“Wherever you go…you take yourself with you,” the novel’s title suggests. Leegant has crafted a gripping story about the interplay between politics and religion in Israel—and what spiritual seekers with personal baggage bring to this volatile mix.
Devotion: A Memoir
by Dani Shapiro
(Harper, $24.99, 245 pp.)
As a child, Dani Shapiro loved to watch her father say the morning prayers in the den of their New Jersey home. “When my father wore the tefillin, closed his eyes, and davened, he was doing what he could to protect himself and those he loved,” she writes. In this heartfelt spiritual memoir, she confesses that, as a wife and mother entering her 40s, she herself had not yet found a way to live with her “heightened awareness of exactly how fragile it all is.” Having lost her father in a car crash and nursed her infant son through a life-threatening illness, Shapiro understands how tenuous life is and how little we can do to control it. When she stops to buy a mezuzah at a Judaica shop in Venice, Italy, she panics at the thought that she would need at least fourteen of them to protect all the rooms of her house.
While some would call this “anxiety,” Shapiro recognizes it as an existential crisis and a need to find “a deeper truth.” Towards that end, she makes a serious commitment to learn with three teachers: a yogi, a Buddhist teacher of meditation, and a rabbi. Building up a daily practice of yoga and meditation, initially to relieve anxiety, gives her new insights into her father’s experience of binding his tefil lin before reciting the morning prayers. “The tefillin were accoutrements of prayer, and the donning of them, a form of moving meditation,” she writes. “Maybe this simple, repetitive act gave my father courage, each morning, to face the day. Maybe it reminded him of who he was and what was important to him. And maybe, through his example, he taught me a lesson about the importance of a daily connection to that deeper place.”

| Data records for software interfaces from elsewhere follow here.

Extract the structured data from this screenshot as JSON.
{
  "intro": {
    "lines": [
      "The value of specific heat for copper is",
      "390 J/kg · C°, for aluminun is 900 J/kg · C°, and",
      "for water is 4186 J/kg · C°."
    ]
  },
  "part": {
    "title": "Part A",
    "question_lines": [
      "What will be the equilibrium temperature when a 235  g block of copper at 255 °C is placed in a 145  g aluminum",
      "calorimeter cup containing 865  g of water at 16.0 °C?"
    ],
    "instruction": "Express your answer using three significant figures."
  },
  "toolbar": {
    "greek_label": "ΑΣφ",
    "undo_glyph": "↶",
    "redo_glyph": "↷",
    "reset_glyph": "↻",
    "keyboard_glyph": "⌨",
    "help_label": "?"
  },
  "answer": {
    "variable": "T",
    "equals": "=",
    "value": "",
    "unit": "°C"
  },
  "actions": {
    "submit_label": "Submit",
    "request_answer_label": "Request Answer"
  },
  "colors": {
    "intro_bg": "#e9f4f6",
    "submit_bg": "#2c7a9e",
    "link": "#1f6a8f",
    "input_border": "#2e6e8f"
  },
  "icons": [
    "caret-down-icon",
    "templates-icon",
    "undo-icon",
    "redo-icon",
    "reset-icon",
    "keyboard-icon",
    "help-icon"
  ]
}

The episodic account of her journey, her insights and reflections, are amusing, instructive, and enriching. Shapiro is not searching for a competing faith—her Judaism is deeply ingrained—but she endeavors to learn from everyone in an effort to find meaning. One of the goals of her quest is to figure out her own relationship to Judaism and its devotional practices, inspired in part by the questions of her young son. Mounting the Venetian mezuzah on her doorframe (her husband convinced her to just buy one), Shapiro reflects on her connection to the ritual: “I didn’t think the mezuzah was going to protect us,” she writes. “Still, here was a form, a ritual, a fulfillment of an ancestral commandment…. Another daily reminder—right there on the doorpost of our house—to stop for a moment. To take a breath. To pay attention and listen well.”
The YIVO Encyclopedia of Jews in Eastern Europe
edited by Gershon Hundert
(first published by Yale University Press in 2008, available online in its entirety and free of charge
Devoted to the history and culture of Jews in Eastern Europe, this encyclopedia is an accessible resource for researchers, family historians, and interested browsers with more than 1,800 articles by leading scholars. Designed for easy navigation, the online edition is enhanced with audio recordings, video clips, interactive maps, and additional images from the archives of the YIVO Institute, the preeminent center for Eastern European Jewish research.
Bonny V. Fetterman is literary editor of Reform Judaism magazine.
Books marked with this icon signify that they have been recommended for discussion groups—including Reform Movement-wide discussion on the “News & Views of Reform Jews” blog—as part of the Union for Reform Judaism’s Jewish adult literacy initiative. Visit rj.org/books to see readers’ personal perspectives and to add your own.